To enter into
the castle of her mind
— a private place adorned
with the illuminated thought
of past centuries —
was an adventure
she allowed to few.
The gate into
that world of reminiscence
— a veil ornamented
with the beauty and vacancy
of a divine smile —
was kept firmly shut
to all but the hardy.
The key to
that locked-up voice
— a brittle stained glass window
etched and impacted
by the meteors of time —
affection and love.
She always kept olives in a glass jar
In the cabinet above the pantry,
Amid the fluff and dust of decades. Tar
Paper lived elsewhere, with the iron gantry
For lifting meats, the turpentine and wax.
Everything else she threw in the dark cave
Of the understairs; all things that would tax
Her strength she threw on the floor, and this gave

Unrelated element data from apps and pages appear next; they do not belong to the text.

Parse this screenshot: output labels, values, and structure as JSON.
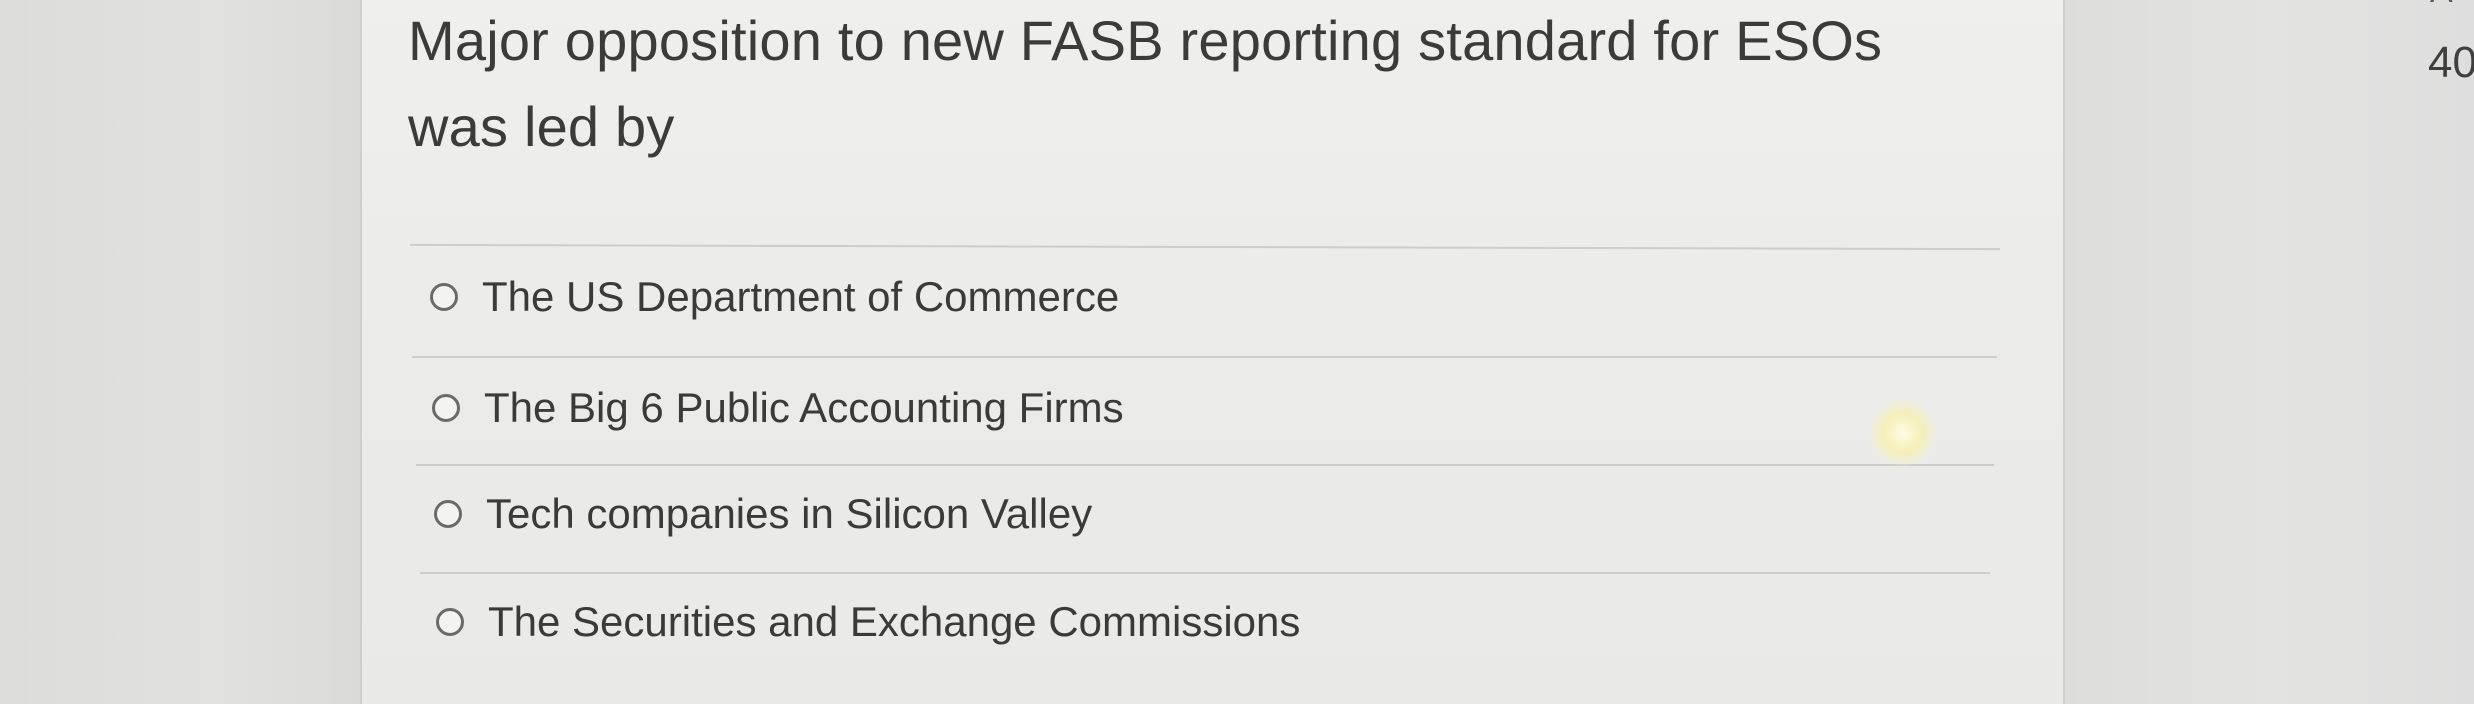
{
  "question": {
    "line1": "Major opposition to new FASB reporting standard for ESOs",
    "line2": "was led by"
  },
  "options": [
    {
      "label": "The US Department of Commerce",
      "selected": false
    },
    {
      "label": "The Big 6 Public Accounting Firms",
      "selected": false
    },
    {
      "label": "Tech companies in Silicon Valley",
      "selected": false
    },
    {
      "label": "The Securities and Exchange Commissions",
      "selected": false
    }
  ],
  "side_panel": {
    "number": "40",
    "cut_text": "A"
  },
  "colors": {
    "card_background": "#ecece9",
    "text": "#3b3b3b",
    "radio_border": "#6a6a6a"
  }
}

The house the appearance of a swallow’s
Nest built from found goods. But always she had
Irises, quivering on a cold rad.
I have on several occasions before written of my admiration for Lucian Freud. So it was with great interest that I read Lucian’s Mountains of Flesh by Thomas Michelli at Hyperallergic, a review of the Freud exhibition Monumental.
Freud’s nudes, both male and female, are definitely not to everyone’s taste, and I strongly disagree with the political judgement laced within the review, but the article has its moments and is worth reading as one perspective on an important chapter of British art..